Yes! A really big house!ReplyDelete
I love your posts regarding real estate, and this one is so true. Thanks for the post.ReplyDelete
Click here for: Land For Sale
It was truly an amazing restoration. When the inn opened I was their first guest, but that's a long story. I got to know the owners, a really great couple. Looks like the inn is going to reopen. I'll probably be paying another visit.ReplyDelete
I love this house -- I saw it in its run-down state and then my husband and I spent our wedding night there when it was an inn several years later. We had the whole place to our selves. They are going to reopen again?

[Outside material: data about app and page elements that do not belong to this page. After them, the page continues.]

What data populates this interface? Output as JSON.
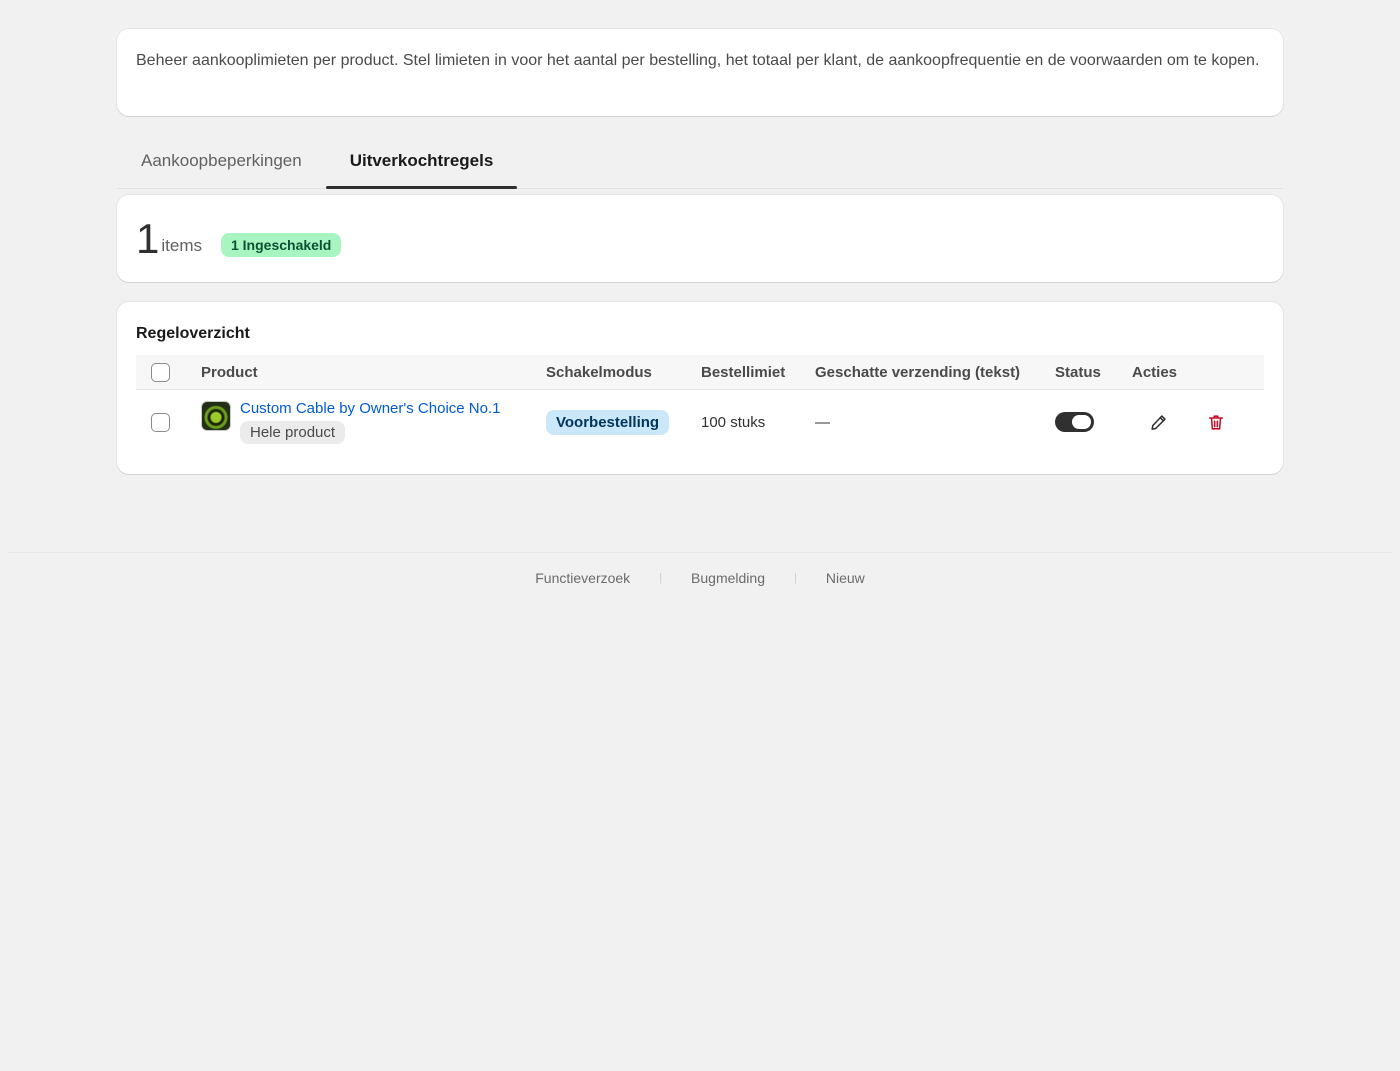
{
  "intro": {
    "text": "Beheer aankooplimieten per product. Stel limieten in voor het aantal per bestelling, het totaal per klant, de aankoopfrequentie en de voorwaarden om te kopen."
  },
  "tabs": [
    {
      "label": "Aankoopbeperkingen",
      "active": false
    },
    {
      "label": "Uitverkochtregels",
      "active": true
    }
  ],
  "summary": {
    "count": "1",
    "count_label": "items",
    "enabled_badge": "1 Ingeschakeld"
  },
  "rules": {
    "title": "Regeloverzicht",
    "columns": {
      "product": "Product",
      "mode": "Schakelmodus",
      "limit": "Bestellimiet",
      "shipping": "Geschatte verzending (tekst)",
      "status": "Status",
      "actions": "Acties"
    },
    "rows": [
      {
        "product_name": "Custom Cable by Owner's Choice No.1",
        "scope": "Hele product",
        "mode": "Voorbestelling",
        "limit": "100 stuks",
        "shipping": "—",
        "status_enabled": true,
        "thumbnail_icon": "product-thumbnail"
      }
    ]
  },
  "footer": {
    "links": [
      "Functieverzoek",
      "Bugmelding",
      "Nieuw"
    ]
  },
  "colors": {
    "link": "#005bd3",
    "enabled_badge_bg": "#a9f5c2",
    "mode_badge_bg": "#cbe8fb",
    "delete_icon": "#c70a24",
    "toggle_on": "#303030"
  }
}
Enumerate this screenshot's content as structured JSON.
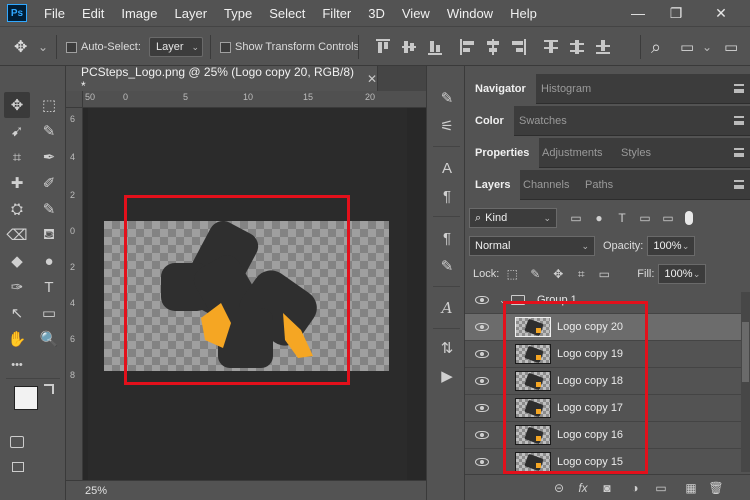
{
  "app": {
    "logo": "Ps"
  },
  "menu": [
    "File",
    "Edit",
    "Image",
    "Layer",
    "Type",
    "Select",
    "Filter",
    "3D",
    "View",
    "Window",
    "Help"
  ],
  "window_controls": {
    "minimize": "—",
    "restore": "❐",
    "close": "✕"
  },
  "options_bar": {
    "move_icon": "✥",
    "dropdown_arrow": "⌄",
    "auto_select_label": "Auto-Select:",
    "auto_select_target": "Layer",
    "show_transform_label": "Show Transform Controls",
    "search_icon": "⌕",
    "workspace_icon": "▭",
    "workspace_arrow": "⌄"
  },
  "document": {
    "tab_title": "PCSteps_Logo.png @ 25% (Logo copy 20, RGB/8) *",
    "close_glyph": "✕",
    "zoom": "25%",
    "ruler_h": [
      "50",
      "0",
      "5",
      "10",
      "15",
      "20"
    ],
    "ruler_v": [
      "6",
      "4",
      "2",
      "0",
      "2",
      "4",
      "6",
      "8"
    ]
  },
  "tools": [
    "✥",
    "⬚",
    "➹",
    "✎",
    "⌗",
    "✒",
    "✚",
    "✐",
    "⛭",
    "✎",
    "⌫",
    "⛾",
    "◆",
    "●",
    "✑",
    "T",
    "↖",
    "▭",
    "✋",
    "🔍",
    "•••"
  ],
  "dock_icons": [
    "✎",
    "⚟",
    "A",
    "¶",
    "¶",
    "✎",
    "A",
    "⇅",
    "▶"
  ],
  "panels": {
    "navigator_tabs": [
      "Navigator",
      "Histogram"
    ],
    "color_tabs": [
      "Color",
      "Swatches"
    ],
    "properties_tabs": [
      "Properties",
      "Adjustments",
      "Styles"
    ],
    "layers_tabs": [
      "Layers",
      "Channels",
      "Paths"
    ]
  },
  "layers_panel": {
    "filter_kind": "Kind",
    "blend_mode": "Normal",
    "opacity_label": "Opacity:",
    "opacity_value": "100%",
    "lock_label": "Lock:",
    "fill_label": "Fill:",
    "fill_value": "100%",
    "group_name": "Group 1",
    "layers": [
      {
        "name": "Logo copy 20",
        "selected": true
      },
      {
        "name": "Logo copy 19",
        "selected": false
      },
      {
        "name": "Logo copy 18",
        "selected": false
      },
      {
        "name": "Logo copy 17",
        "selected": false
      },
      {
        "name": "Logo copy 16",
        "selected": false
      },
      {
        "name": "Logo copy 15",
        "selected": false
      }
    ],
    "bottom_icons": [
      "⊝",
      "fx",
      "◙",
      "◑",
      "▭",
      "▦",
      "🗑"
    ]
  },
  "colors": {
    "highlight": "#e3101b",
    "logo_dark": "#2f2f2f",
    "logo_orange": "#f5a623"
  }
}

I am so happy to hear that.ReplyDelete
It looks as if they've stopped trying to sell the property (after a few attempts, including parceling off the greenhouse complex and farm barns) and have returned in 2011 to it being a wedding and premium B&B.ReplyDelete
There was a suggestion on their website in 2009 that it would be open to the public for tours in the summer of 2010, but that plan was nixed.
My fiance and I recently visited this property... all we could say was, "WOW!" The owners have done a magnificent job renovating this estate. We have been looking for receptions venues and this immediately popped out to us in our search.ReplyDelete
They are committed to keeping the property in the family, and it is now open to the public for overnight accommodations. Check out their website - that's how we learned more about it!
I am getting married here in October. It is seriously stunning these days and the photos of what it came back from are really incredible! Definitely going to check out your book.ReplyDelete